Assignment: In the entries that follow, say how many lines contain the string "note". Give no other words.

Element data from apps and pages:
########
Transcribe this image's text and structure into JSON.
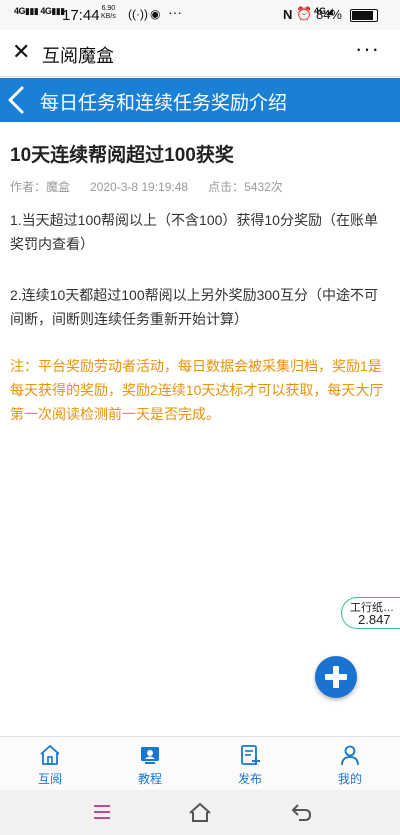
{
  "status_bar": {
    "signal1": "4G",
    "signal2": "4G",
    "time": "17:44",
    "net_speed": "6.90",
    "net_speed_unit": "KB/s",
    "net_type": "4G",
    "battery": "84%"
  },
  "app_header": {
    "title": "互阅魔盒",
    "more": "···"
  },
  "nav": {
    "title": "每日任务和连续任务奖励介绍"
  },
  "article": {
    "title": "10天连续帮阅超过100获奖",
    "author": "作者：魔盒",
    "date": "2020-3-8 19:19:48",
    "clicks": "点击：5432次",
    "paragraphs": [
      "1.当天超过100帮阅以上（不含100）获得10分奖励（在账单奖罚内查看）",
      "2.连续10天都超过100帮阅以上另外奖励300互分（中途不可间断，间断则连续任务重新开始计算）"
    ],
    "note": "注：平台奖励劳动者活动，每日数据会被采集归档，奖励1是每天获得的奖励，奖励2连续10天达标才可以获取，每天大厅第一次阅读检测前一天是否完成。"
  },
  "stock_widget": {
    "name": "工行纸…",
    "value": "2.847"
  },
  "tabs": [
    {
      "label": "互阅",
      "icon": "home-icon"
    },
    {
      "label": "教程",
      "icon": "tutorial-icon"
    },
    {
      "label": "发布",
      "icon": "publish-icon"
    },
    {
      "label": "我的",
      "icon": "profile-icon"
    }
  ],
  "colors": {
    "accent": "#1a80d6",
    "note": "#e9920a",
    "stock_border": "#3dbb8f"
  }
}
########
Answer to this exercise: 2